Living with Robert & Donna in Bellevue has been such a great thing. I’m so lucky! The only thing I’d ask of this city is — more sun, please! It’s still summer, I think — right, world?

OK, I know. I went into this eyes wide open. Sun was not part of the everyday package — more a nice-to-have-when-it-shows-up thing.

But . . . we are still in August, right?

Job Hunt Jive

Okay, it’s not true (as I may have said in an exasperated moment or two) that the Only job anyone has approached me about is with a certain cell phone company in Bellevue. But criminy — three messages today from three different staffing agencies about the same job.
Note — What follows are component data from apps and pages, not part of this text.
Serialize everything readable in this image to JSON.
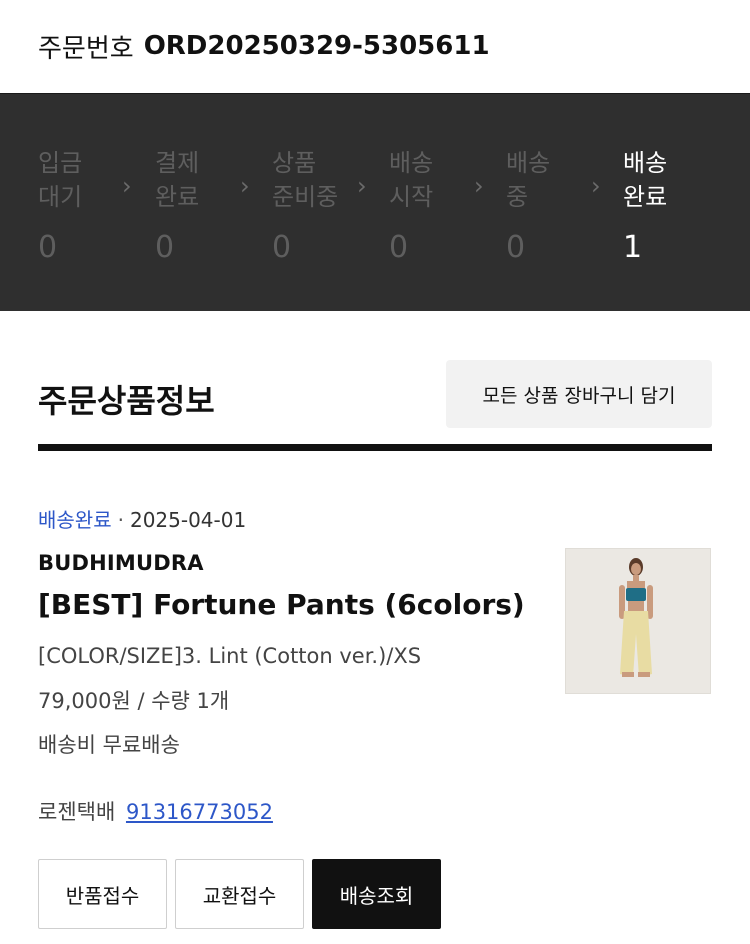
{
  "order": {
    "label": "주문번호",
    "number": "ORD20250329-5305611"
  },
  "steps": [
    {
      "name": "입금\n대기",
      "count": "0"
    },
    {
      "name": "결제\n완료",
      "count": "0"
    },
    {
      "name": "상품\n준비중",
      "count": "0"
    },
    {
      "name": "배송\n시작",
      "count": "0"
    },
    {
      "name": "배송\n중",
      "count": "0"
    },
    {
      "name": "배송\n완료",
      "count": "1"
    }
  ],
  "section": {
    "title": "주문상품정보",
    "cart_button": "모든 상품 장바구니 담기"
  },
  "item": {
    "status": "배송완료",
    "dot": "·",
    "date": "2025-04-01",
    "brand": "BUDHIMUDRA",
    "name": "[BEST] Fortune Pants (6colors)",
    "option": "[COLOR/SIZE]3. Lint (Cotton ver.)/XS",
    "price": "79,000원 / 수량 1개",
    "shipping": "배송비 무료배송",
    "courier": "로젠택배",
    "tracking": "91316773052"
  },
  "actions": {
    "return": "반품접수",
    "exchange": "교환접수",
    "track": "배송조회"
  },
  "colors": {
    "accent_blue": "#2d57c8",
    "status_bar": "#2f2f2f"
  }
}
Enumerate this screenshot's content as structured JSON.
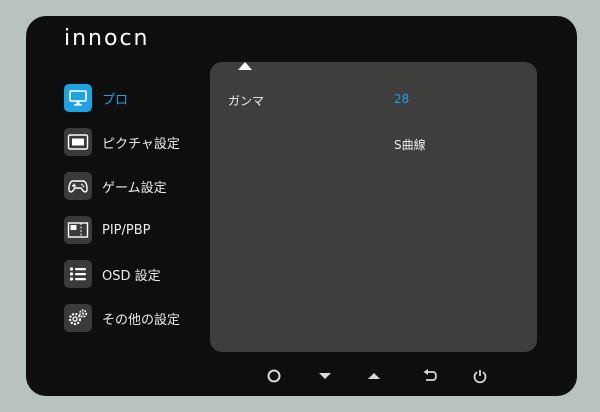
{
  "brand": {
    "logo_text": "innocn"
  },
  "sidebar": {
    "items": [
      {
        "label": "プロ",
        "icon": "monitor-icon",
        "active": true
      },
      {
        "label": "ピクチャ設定",
        "icon": "picture-icon",
        "active": false
      },
      {
        "label": "ゲーム設定",
        "icon": "gamepad-icon",
        "active": false
      },
      {
        "label": "PIP/PBP",
        "icon": "pip-icon",
        "active": false
      },
      {
        "label": "OSD 設定",
        "icon": "list-icon",
        "active": false
      },
      {
        "label": "その他の設定",
        "icon": "gears-icon",
        "active": false
      }
    ]
  },
  "panel": {
    "rows": [
      {
        "label": "ガンマ",
        "value": "28",
        "selected": true
      },
      {
        "label": "",
        "value": "S曲線",
        "selected": false
      }
    ]
  },
  "buttons": [
    {
      "name": "power-circle",
      "icon": "circle-icon"
    },
    {
      "name": "down",
      "icon": "down-arrow-icon"
    },
    {
      "name": "up",
      "icon": "up-arrow-icon"
    },
    {
      "name": "back",
      "icon": "return-icon"
    },
    {
      "name": "power",
      "icon": "power-icon"
    }
  ],
  "colors": {
    "accent": "#1ea2e4",
    "frame": "#0e0e0e",
    "panel": "#3e3e3c",
    "background": "#b8c2c0"
  }
}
I started getting email about this particular position back in June. So I finally agreed to have one reputable agency I’d worked with before represent me in the matter. That was two weeks ago. Since then, five or six other agents have called or emailed me saying I’d be perfect for it, even offering more money.

Do I have an interview yet? I do not. What’s the smart thing to do in this situation, I’m asking myself.

12 days, 2300 miles and one drive axle later . . .

I made it! Got to Bellevue about 6 p.m. yesterday. The trip was great — I got to see the Great Stupa in Colorado, had lunch with my high school piano teacher in Salt Lake City (who I hadn’t seen in 20 years), and attended the Vale, Oregon Rodeo. My car repair came with plenty of warning, and I got to hang out with my nieces and nephews in eastern OR while it was being fixed. No complaints here.

On to the job hunt!

Road Trip!

I’m behind on my blogging, to say the least. There’s much more to say about India — many journal entries penned on bumpy bus rides, many more pictures to post. All in good time, I promise.

Tonight I’m in Fort Collins, Colorado at my Uncle Gary & Aunt Jenny’s — on my way to Seattle. We got back from India Monday morning, and I spent the week trying to get my windshield wipers fixed. Critical, since it was STILL raining in Dallas. That was interesting. Anyway, I finally succeeded, and said good bye to Dallas yesterday about 10:30 a.m.

The last two days have been breathtaking and peaceful. I spend last night in Dalhart, Texas (home town of my good friend, Tim V), at a great little Budget Inn — run by an Indian couple, oddly enough, who wanted to hear all about my trip there.

I love driving cross-country, and it couldn’t be more beautiful. Texas countryside that would normally be dry and brown this time of year was so lush and green, it was unreal. And it’s not just Texas. All the way up through NM and Colorado, everything is so incredibly alive and beautiful, it makes me cry.

OK — so all the flooding was a little disconcerting. Both sides of the freeway at one point in Wichita Falls were flanked with water. The Holiday Inn parking lot was a lake, and I saw a sign advertising “Riverfront Property for Sale,” that was submerged. For Sale — Cheap!

I’m so happy right now. Road trips are the best, and doing it alone is even better, I think. Hours and hours of time — just me, the road, whatever music I’m playing or song I might be singing to myself, and America the Beautiful. OK, the Himalyas were nice, but for a road trip I’d choose my native land any day.